Segment Start: Provided data

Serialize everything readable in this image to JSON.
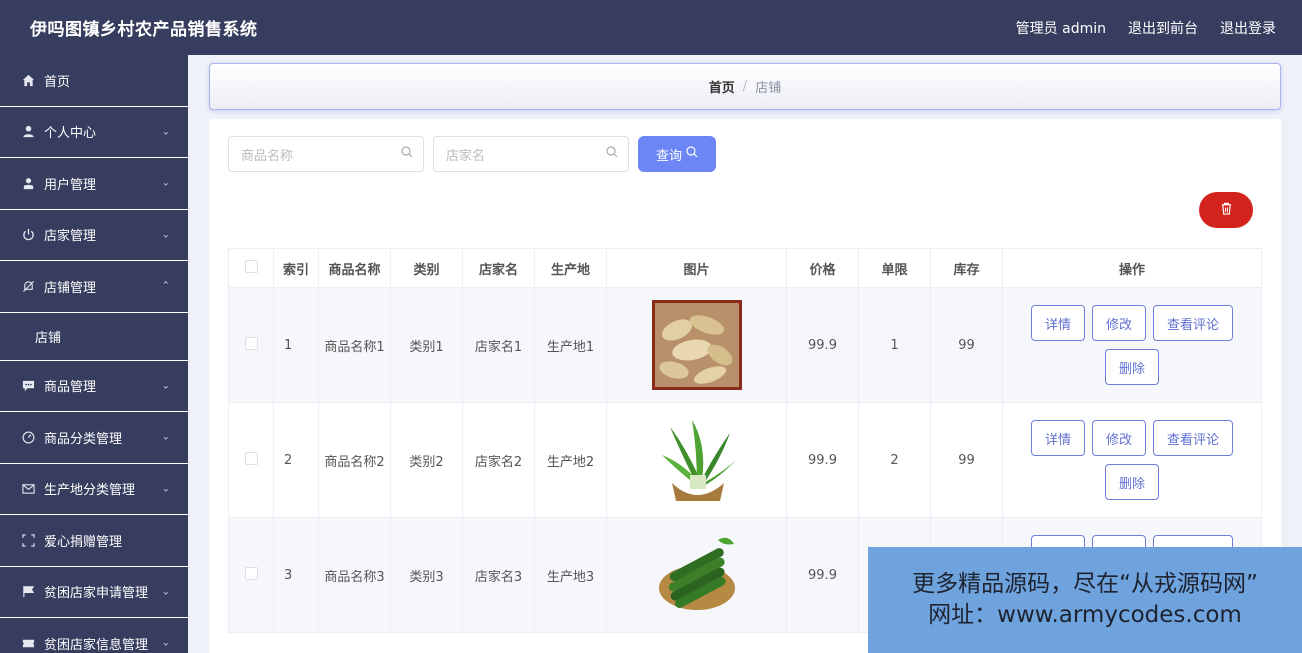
{
  "header": {
    "title": "伊吗图镇乡村农产品销售系统",
    "admin": "管理员 admin",
    "to_front": "退出到前台",
    "logout": "退出登录"
  },
  "sidebar": {
    "items": [
      {
        "label": "首页",
        "icon": "home-icon"
      },
      {
        "label": "个人中心",
        "icon": "user-icon"
      },
      {
        "label": "用户管理",
        "icon": "user-manage-icon"
      },
      {
        "label": "店家管理",
        "icon": "power-icon"
      },
      {
        "label": "店铺管理",
        "icon": "bell-off-icon"
      },
      {
        "label": "店铺"
      },
      {
        "label": "商品管理",
        "icon": "chat-icon"
      },
      {
        "label": "商品分类管理",
        "icon": "gauge-icon"
      },
      {
        "label": "生产地分类管理",
        "icon": "mail-icon"
      },
      {
        "label": "爱心捐赠管理",
        "icon": "frame-icon"
      },
      {
        "label": "贫困店家申请管理",
        "icon": "flag-icon"
      },
      {
        "label": "贫困店家信息管理",
        "icon": "ticket-icon"
      }
    ]
  },
  "breadcrumb": {
    "home": "首页",
    "current": "店铺"
  },
  "search": {
    "product_placeholder": "商品名称",
    "shop_placeholder": "店家名",
    "query_label": "查询"
  },
  "table": {
    "headers": [
      "索引",
      "商品名称",
      "类别",
      "店家名",
      "生产地",
      "图片",
      "价格",
      "单限",
      "库存",
      "操作"
    ],
    "rows": [
      {
        "index": "1",
        "name": "商品名称1",
        "category": "类别1",
        "shop": "店家名1",
        "origin": "生产地1",
        "image": "ginger",
        "price": "99.9",
        "limit": "1",
        "stock": "99"
      },
      {
        "index": "2",
        "name": "商品名称2",
        "category": "类别2",
        "shop": "店家名2",
        "origin": "生产地2",
        "image": "greens",
        "price": "99.9",
        "limit": "2",
        "stock": "99"
      },
      {
        "index": "3",
        "name": "商品名称3",
        "category": "类别3",
        "shop": "店家名3",
        "origin": "生产地3",
        "image": "cucumber",
        "price": "99.9",
        "limit": "",
        "stock": ""
      }
    ],
    "actions": {
      "detail": "详情",
      "edit": "修改",
      "reviews": "查看评论",
      "delete": "删除"
    }
  },
  "watermark": {
    "line1": "更多精品源码，尽在“从戎源码网”",
    "line2": "网址：www.armycodes.com"
  }
}
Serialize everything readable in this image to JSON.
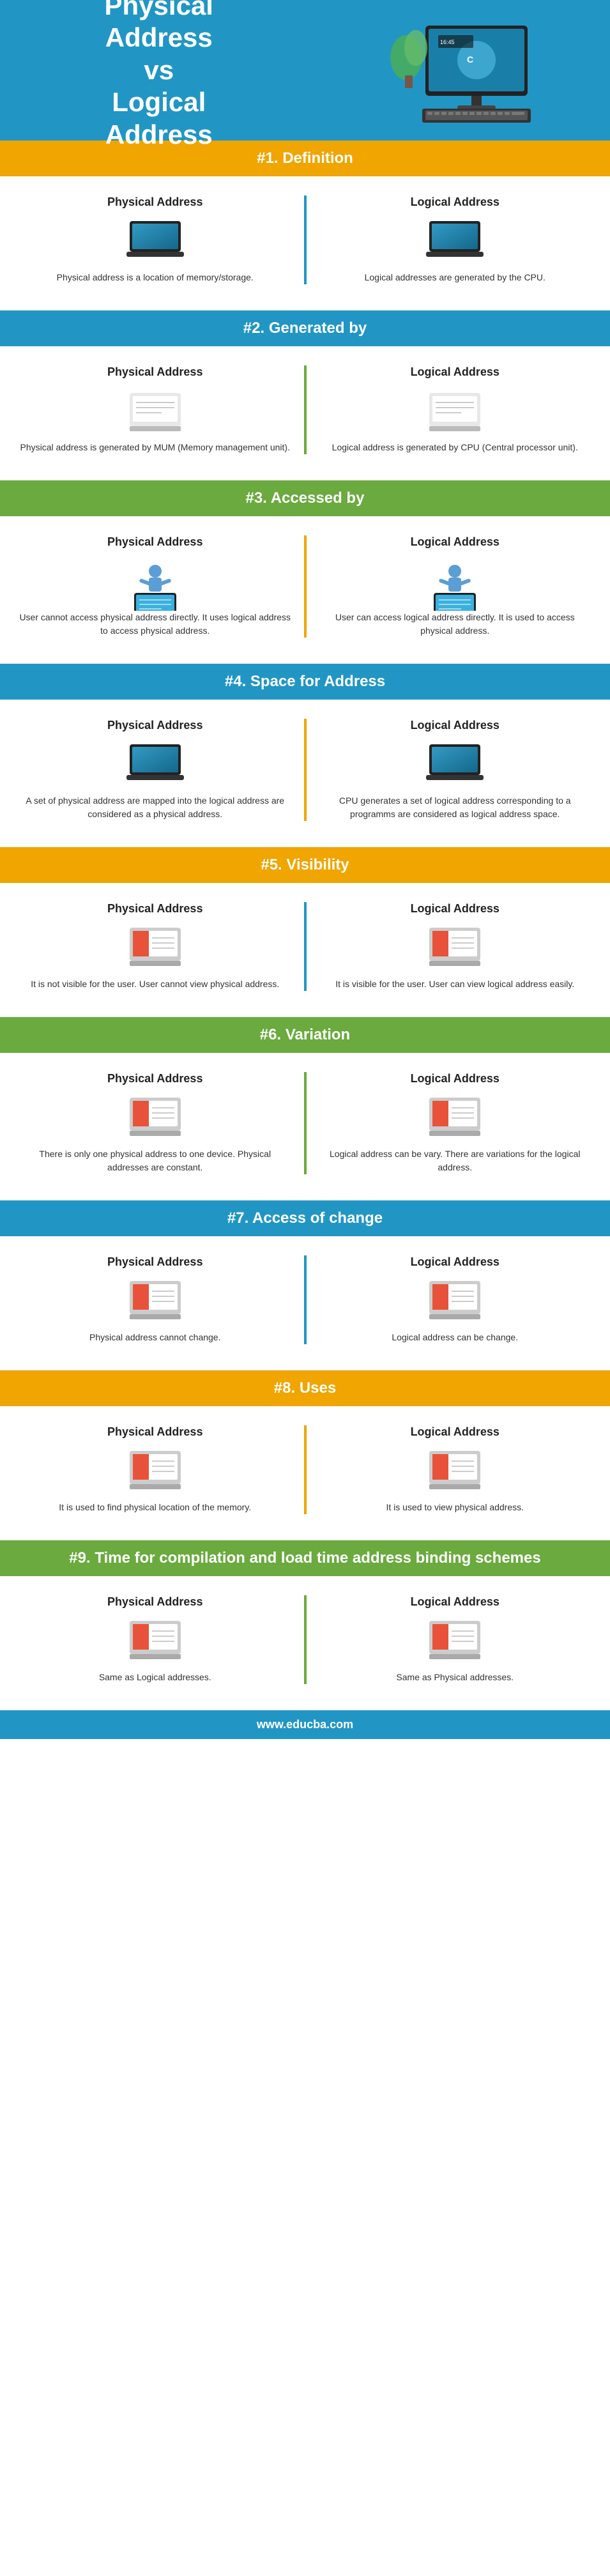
{
  "header": {
    "title_line1": "Physical",
    "title_line2": "Address",
    "title_line3": "vs",
    "title_line4": "Logical",
    "title_line5": "Address"
  },
  "sections": [
    {
      "id": "s1",
      "number": "#1.",
      "title": "Definition",
      "header_color": "orange",
      "divider_color": "blue-div",
      "physical": {
        "title": "Physical Address",
        "icon": "laptop",
        "text": "Physical address is a location of memory/storage."
      },
      "logical": {
        "title": "Logical Address",
        "icon": "laptop",
        "text": "Logical addresses are generated by the CPU."
      }
    },
    {
      "id": "s2",
      "number": "#2.",
      "title": "Generated by",
      "header_color": "blue",
      "divider_color": "green-div",
      "physical": {
        "title": "Physical Address",
        "icon": "doc-laptop",
        "text": "Physical address is generated by MUM (Memory management unit)."
      },
      "logical": {
        "title": "Logical Address",
        "icon": "doc-laptop",
        "text": "Logical address is generated by CPU (Central processor unit)."
      }
    },
    {
      "id": "s3",
      "number": "#3.",
      "title": "Accessed by",
      "header_color": "green",
      "divider_color": "orange-div",
      "physical": {
        "title": "Physical Address",
        "icon": "person",
        "text": "User cannot access physical address directly. It uses logical address to access physical address."
      },
      "logical": {
        "title": "Logical Address",
        "icon": "person",
        "text": "User can access logical address directly. It is used to access physical address."
      }
    },
    {
      "id": "s4",
      "number": "#4.",
      "title": "Space for Address",
      "header_color": "blue",
      "divider_color": "orange-div",
      "physical": {
        "title": "Physical Address",
        "icon": "laptop",
        "text": "A set of physical address are mapped into the logical address are considered as a physical address."
      },
      "logical": {
        "title": "Logical Address",
        "icon": "laptop",
        "text": "CPU generates a set of logical address corresponding to a programms are considered as logical address space."
      }
    },
    {
      "id": "s5",
      "number": "#5.",
      "title": "Visibility",
      "header_color": "orange",
      "divider_color": "blue-div",
      "physical": {
        "title": "Physical Address",
        "icon": "red-laptop",
        "text": "It is not visible for the user. User cannot view physical address."
      },
      "logical": {
        "title": "Logical Address",
        "icon": "red-laptop",
        "text": "It is visible for the user. User can view logical address easily."
      }
    },
    {
      "id": "s6",
      "number": "#6.",
      "title": "Variation",
      "header_color": "green",
      "divider_color": "green-div",
      "physical": {
        "title": "Physical Address",
        "icon": "red-laptop",
        "text": "There is only one physical address to one device. Physical addresses are constant."
      },
      "logical": {
        "title": "Logical Address",
        "icon": "red-laptop",
        "text": "Logical address can be vary. There are variations for the logical address."
      }
    },
    {
      "id": "s7",
      "number": "#7.",
      "title": "Access of change",
      "header_color": "blue",
      "divider_color": "blue-div",
      "physical": {
        "title": "Physical Address",
        "icon": "red-laptop",
        "text": "Physical address cannot change."
      },
      "logical": {
        "title": "Logical Address",
        "icon": "red-laptop",
        "text": "Logical address can be change."
      }
    },
    {
      "id": "s8",
      "number": "#8.",
      "title": "Uses",
      "header_color": "orange",
      "divider_color": "orange-div",
      "physical": {
        "title": "Physical Address",
        "icon": "red-laptop",
        "text": "It is used to find physical location of the memory."
      },
      "logical": {
        "title": "Logical Address",
        "icon": "red-laptop",
        "text": "It is used to view physical address."
      }
    },
    {
      "id": "s9",
      "number": "#9.",
      "title": "Time for compilation and load time address binding schemes",
      "header_color": "green",
      "divider_color": "green-div",
      "physical": {
        "title": "Physical Address",
        "icon": "red-laptop",
        "text": "Same as Logical addresses."
      },
      "logical": {
        "title": "Logical Address",
        "icon": "red-laptop",
        "text": "Same as Physical addresses."
      }
    }
  ],
  "footer": {
    "url": "www.educba.com"
  }
}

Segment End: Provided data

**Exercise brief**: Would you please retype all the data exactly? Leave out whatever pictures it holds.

**Exercise answer**:
Serialize everything readable in this image to JSON.
{
  "header": {
    "title": "伊吗图镇乡村农产品销售系统",
    "admin": "管理员 admin",
    "to_front": "退出到前台",
    "logout": "退出登录"
  },
  "sidebar": {
    "items": [
      {
        "label": "首页",
        "icon": "home-icon"
      },
      {
        "label": "个人中心",
        "icon": "user-icon"
      },
      {
        "label": "用户管理",
        "icon": "user-manage-icon"
      },
      {
        "label": "店家管理",
        "icon": "power-icon"
      },
      {
        "label": "店铺管理",
        "icon": "bell-off-icon"
      },
      {
        "label": "店铺"
      },
      {
        "label": "商品管理",
        "icon": "chat-icon"
      },
      {
        "label": "商品分类管理",
        "icon": "gauge-icon"
      },
      {
        "label": "生产地分类管理",
        "icon": "mail-icon"
      },
      {
        "label": "爱心捐赠管理",
        "icon": "frame-icon"
      },
      {
        "label": "贫困店家申请管理",
        "icon": "flag-icon"
      },
      {
        "label": "贫困店家信息管理",
        "icon": "ticket-icon"
      }
    ]
  },
  "breadcrumb": {
    "home": "首页",
    "current": "店铺"
  },
  "search": {
    "product_placeholder": "商品名称",
    "shop_placeholder": "店家名",
    "query_label": "查询"
  },
  "table": {
    "headers": [
      "索引",
      "商品名称",
      "类别",
      "店家名",
      "生产地",
      "图片",
      "价格",
      "单限",
      "库存",
      "操作"
    ],
    "rows": [
      {
        "index": "1",
        "name": "商品名称1",
        "category": "类别1",
        "shop": "店家名1",
        "origin": "生产地1",
        "image": "ginger",
        "price": "99.9",
        "limit": "1",
        "stock": "99"
      },
      {
        "index": "2",
        "name": "商品名称2",
        "category": "类别2",
        "shop": "店家名2",
        "origin": "生产地2",
        "image": "greens",
        "price": "99.9",
        "limit": "2",
        "stock": "99"
      },
      {
        "index": "3",
        "name": "商品名称3",
        "category": "类别3",
        "shop": "店家名3",
        "origin": "生产地3",
        "image": "cucumber",
        "price": "99.9",
        "limit": "",
        "stock": ""
      }
    ],
    "actions": {
      "detail": "详情",
      "edit": "修改",
      "reviews": "查看评论",
      "delete": "删除"
    }
  },
  "watermark": {
    "line1": "更多精品源码，尽在“从戎源码网”",
    "line2": "网址：www.armycodes.com"
  }
}
Serialize everything readable in this image to JSON.
{
  "header": {
    "title_line1": "Physical",
    "title_line2": "Address",
    "title_line3": "vs",
    "title_line4": "Logical",
    "title_line5": "Address"
  },
  "sections": [
    {
      "id": "s1",
      "number": "#1.",
      "title": "Definition",
      "header_color": "orange",
      "divider_color": "blue-div",
      "physical": {
        "title": "Physical Address",
        "icon": "laptop",
        "text": "Physical address is a location of memory/storage."
      },
      "logical": {
        "title": "Logical Address",
        "icon": "laptop",
        "text": "Logical addresses are generated by the CPU."
      }
    },
    {
      "id": "s2",
      "number": "#2.",
      "title": "Generated by",
      "header_color": "blue",
      "divider_color": "green-div",
      "physical": {
        "title": "Physical Address",
        "icon": "doc-laptop",
        "text": "Physical address is generated by MUM (Memory management unit)."
      },
      "logical": {
        "title": "Logical Address",
        "icon": "doc-laptop",
        "text": "Logical address is generated by CPU (Central processor unit)."
      }
    },
    {
      "id": "s3",
      "number": "#3.",
      "title": "Accessed by",
      "header_color": "green",
      "divider_color": "orange-div",
      "physical": {
        "title": "Physical Address",
        "icon": "person",
        "text": "User cannot access physical address directly. It uses logical address to access physical address."
      },
      "logical": {
        "title": "Logical Address",
        "icon": "person",
        "text": "User can access logical address directly. It is used to access physical address."
      }
    },
    {
      "id": "s4",
      "number": "#4.",
      "title": "Space for Address",
      "header_color": "blue",
      "divider_color": "orange-div",
      "physical": {
        "title": "Physical Address",
        "icon": "laptop",
        "text": "A set of physical address are mapped into the logical address are considered as a physical address."
      },
      "logical": {
        "title": "Logical Address",
        "icon": "laptop",
        "text": "CPU generates a set of logical address corresponding to a programms are considered as logical address space."
      }
    },
    {
      "id": "s5",
      "number": "#5.",
      "title": "Visibility",
      "header_color": "orange",
      "divider_color": "blue-div",
      "physical": {
        "title": "Physical Address",
        "icon": "red-laptop",
        "text": "It is not visible for the user. User cannot view physical address."
      },
      "logical": {
        "title": "Logical Address",
        "icon": "red-laptop",
        "text": "It is visible for the user. User can view logical address easily."
      }
    },
    {
      "id": "s6",
      "number": "#6.",
      "title": "Variation",
      "header_color": "green",
      "divider_color": "green-div",
      "physical": {
        "title": "Physical Address",
        "icon": "red-laptop",
        "text": "There is only one physical address to one device. Physical addresses are constant."
      },
      "logical": {
        "title": "Logical Address",
        "icon": "red-laptop",
        "text": "Logical address can be vary. There are variations for the logical address."
      }
    },
    {
      "id": "s7",
      "number": "#7.",
      "title": "Access of change",
      "header_color": "blue",
      "divider_color": "blue-div",
      "physical": {
        "title": "Physical Address",
        "icon": "red-laptop",
        "text": "Physical address cannot change."
      },
      "logical": {
        "title": "Logical Address",
        "icon": "red-laptop",
        "text": "Logical address can be change."
      }
    },
    {
      "id": "s8",
      "number": "#8.",
      "title": "Uses",
      "header_color": "orange",
      "divider_color": "orange-div",
      "physical": {
        "title": "Physical Address",
        "icon": "red-laptop",
        "text": "It is used to find physical location of the memory."
      },
      "logical": {
        "title": "Logical Address",
        "icon": "red-laptop",
        "text": "It is used to view physical address."
      }
    },
    {
      "id": "s9",
      "number": "#9.",
      "title": "Time for compilation and load time address binding schemes",
      "header_color": "green",
      "divider_color": "green-div",
      "physical": {
        "title": "Physical Address",
        "icon": "red-laptop",
        "text": "Same as Logical addresses."
      },
      "logical": {
        "title": "Logical Address",
        "icon": "red-laptop",
        "text": "Same as Physical addresses."
      }
    }
  ],
  "footer": {
    "url": "www.educba.com"
  }
}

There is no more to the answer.